| What to work on |
Look over the material for the string "kind". Copy every line where it turns up.

━━━ Records for the task ━━━

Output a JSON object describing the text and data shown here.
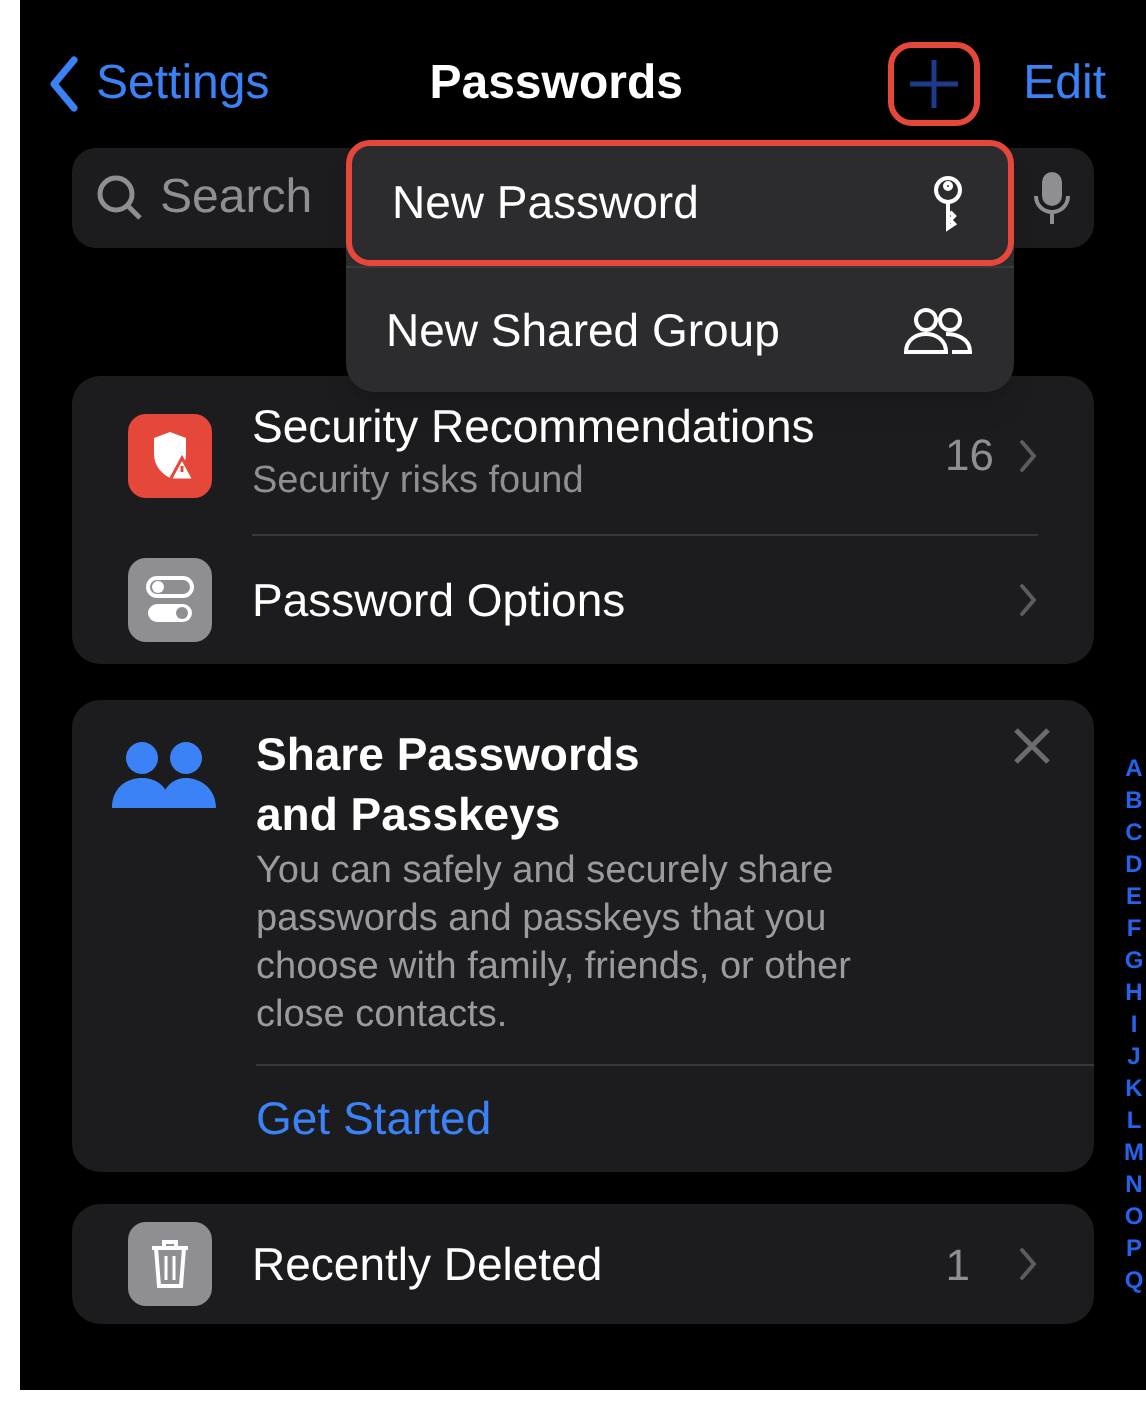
{
  "nav": {
    "back": "Settings",
    "title": "Passwords",
    "add_highlighted": true,
    "edit": "Edit"
  },
  "search": {
    "placeholder": "Search"
  },
  "menu": [
    {
      "label": "New Password",
      "kind": "key",
      "highlighted": true
    },
    {
      "label": "New Shared Group",
      "kind": "people",
      "highlighted": false
    }
  ],
  "settings": [
    {
      "title": "Security Recommendations",
      "subtitle": "Security risks found",
      "count": "16",
      "kind": "shield"
    },
    {
      "title": "Password Options",
      "kind": "toggles"
    }
  ],
  "share_card": {
    "title": "Share Passwords and Passkeys",
    "body": "You can safely and securely share passwords and passkeys that you choose with family, friends, or other close contacts.",
    "action": "Get Started"
  },
  "deleted": {
    "title": "Recently Deleted",
    "count": "1"
  },
  "index": [
    "A",
    "B",
    "C",
    "D",
    "E",
    "F",
    "G",
    "H",
    "I",
    "J",
    "K",
    "L",
    "M",
    "N",
    "O",
    "P",
    "Q"
  ]
}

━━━

| Output of the task |
      "kind": "key",
      "kind": "people",
      "kind": "shield"
      "kind": "toggles"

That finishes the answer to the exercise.